Abstract

Sir Philip Sidney has exemplified the meager access English readers are thought to have had to Aristotle’s Poetics in the sixteenth century. This article shows, on the contrary, that a passage of his Defence of Poesie was directly translated from the Poetics. Philological analysis across extant translations and contemporary polyglot dictionaries demonstrates, moreover, that Sidney’s source was the Greek itself, and suggests a revised model for English encounters with this crucial text in the Renaissance.

[A] thing well said will be wit in all Languages; and though it may lose something in the Translation, yet, to him who reads it in the Original, ’tis still the same.

pdf

Additional Information

ISSN
1543-0383
Print ISSN
0039-3738
Pages
pp. 504-536
Launched on MUSE
2015-07-10
Open Access
No
Back To Top

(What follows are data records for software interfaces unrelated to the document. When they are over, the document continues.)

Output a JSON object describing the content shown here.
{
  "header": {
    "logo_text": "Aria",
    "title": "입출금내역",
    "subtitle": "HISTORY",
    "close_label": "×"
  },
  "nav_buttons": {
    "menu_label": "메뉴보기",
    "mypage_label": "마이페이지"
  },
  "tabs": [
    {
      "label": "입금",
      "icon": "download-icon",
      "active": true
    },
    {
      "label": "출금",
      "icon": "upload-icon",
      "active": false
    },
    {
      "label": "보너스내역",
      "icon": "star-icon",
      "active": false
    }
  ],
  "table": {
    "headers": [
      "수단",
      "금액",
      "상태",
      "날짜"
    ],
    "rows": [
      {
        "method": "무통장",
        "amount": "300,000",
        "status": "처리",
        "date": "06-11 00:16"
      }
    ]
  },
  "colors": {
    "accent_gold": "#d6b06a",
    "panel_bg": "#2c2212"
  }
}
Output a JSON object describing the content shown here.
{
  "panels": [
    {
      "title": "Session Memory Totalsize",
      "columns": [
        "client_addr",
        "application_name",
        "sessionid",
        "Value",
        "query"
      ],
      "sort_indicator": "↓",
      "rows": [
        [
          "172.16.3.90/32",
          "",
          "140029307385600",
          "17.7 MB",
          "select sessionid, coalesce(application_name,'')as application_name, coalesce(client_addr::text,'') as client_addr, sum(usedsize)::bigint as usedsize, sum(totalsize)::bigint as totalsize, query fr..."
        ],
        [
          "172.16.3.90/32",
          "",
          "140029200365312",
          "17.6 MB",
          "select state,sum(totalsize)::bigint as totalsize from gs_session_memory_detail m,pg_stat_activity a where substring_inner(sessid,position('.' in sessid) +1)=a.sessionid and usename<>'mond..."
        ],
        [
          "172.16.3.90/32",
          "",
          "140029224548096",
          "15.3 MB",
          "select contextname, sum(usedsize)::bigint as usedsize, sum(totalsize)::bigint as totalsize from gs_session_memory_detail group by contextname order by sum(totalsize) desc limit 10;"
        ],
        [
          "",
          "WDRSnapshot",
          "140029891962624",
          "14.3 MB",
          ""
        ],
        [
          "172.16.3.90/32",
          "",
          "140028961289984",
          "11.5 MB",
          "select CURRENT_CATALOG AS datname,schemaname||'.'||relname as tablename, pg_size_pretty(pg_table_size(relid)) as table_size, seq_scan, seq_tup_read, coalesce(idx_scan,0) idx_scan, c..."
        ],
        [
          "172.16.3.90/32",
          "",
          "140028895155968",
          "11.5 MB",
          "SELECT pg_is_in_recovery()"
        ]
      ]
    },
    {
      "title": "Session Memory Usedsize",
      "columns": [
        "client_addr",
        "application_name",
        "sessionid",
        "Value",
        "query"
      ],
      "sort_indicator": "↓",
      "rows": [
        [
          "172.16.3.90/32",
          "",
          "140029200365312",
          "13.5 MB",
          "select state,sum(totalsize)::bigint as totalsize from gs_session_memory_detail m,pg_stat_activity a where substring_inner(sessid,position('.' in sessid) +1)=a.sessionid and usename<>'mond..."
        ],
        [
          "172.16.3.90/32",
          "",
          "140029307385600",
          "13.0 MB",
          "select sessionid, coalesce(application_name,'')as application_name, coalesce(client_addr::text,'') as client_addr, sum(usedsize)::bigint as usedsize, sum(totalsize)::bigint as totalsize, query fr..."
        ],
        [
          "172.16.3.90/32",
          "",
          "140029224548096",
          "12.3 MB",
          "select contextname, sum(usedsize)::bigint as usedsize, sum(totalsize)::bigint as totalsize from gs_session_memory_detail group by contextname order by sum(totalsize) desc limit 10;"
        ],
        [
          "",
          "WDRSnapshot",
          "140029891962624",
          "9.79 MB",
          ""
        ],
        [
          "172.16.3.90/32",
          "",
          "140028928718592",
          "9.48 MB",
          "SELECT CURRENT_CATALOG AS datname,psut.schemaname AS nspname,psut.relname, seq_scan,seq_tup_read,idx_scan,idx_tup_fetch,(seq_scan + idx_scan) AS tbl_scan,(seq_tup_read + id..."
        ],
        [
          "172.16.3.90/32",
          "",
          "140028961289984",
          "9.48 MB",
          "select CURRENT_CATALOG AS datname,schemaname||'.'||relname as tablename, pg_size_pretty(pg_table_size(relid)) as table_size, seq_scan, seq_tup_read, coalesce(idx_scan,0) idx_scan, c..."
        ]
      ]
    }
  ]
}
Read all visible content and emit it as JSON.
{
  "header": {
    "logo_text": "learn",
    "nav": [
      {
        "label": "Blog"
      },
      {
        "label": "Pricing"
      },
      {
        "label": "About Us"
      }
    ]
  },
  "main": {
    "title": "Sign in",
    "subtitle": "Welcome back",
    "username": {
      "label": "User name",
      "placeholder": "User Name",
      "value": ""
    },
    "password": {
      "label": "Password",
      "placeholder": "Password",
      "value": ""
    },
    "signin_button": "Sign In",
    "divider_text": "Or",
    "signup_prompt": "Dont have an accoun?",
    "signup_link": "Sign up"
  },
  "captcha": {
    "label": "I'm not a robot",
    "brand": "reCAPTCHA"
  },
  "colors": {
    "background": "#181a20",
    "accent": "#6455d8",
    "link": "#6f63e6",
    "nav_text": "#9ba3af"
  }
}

This website uses cookies to ensure you get the best experience on our website. Without cookies your experience may not be seamless.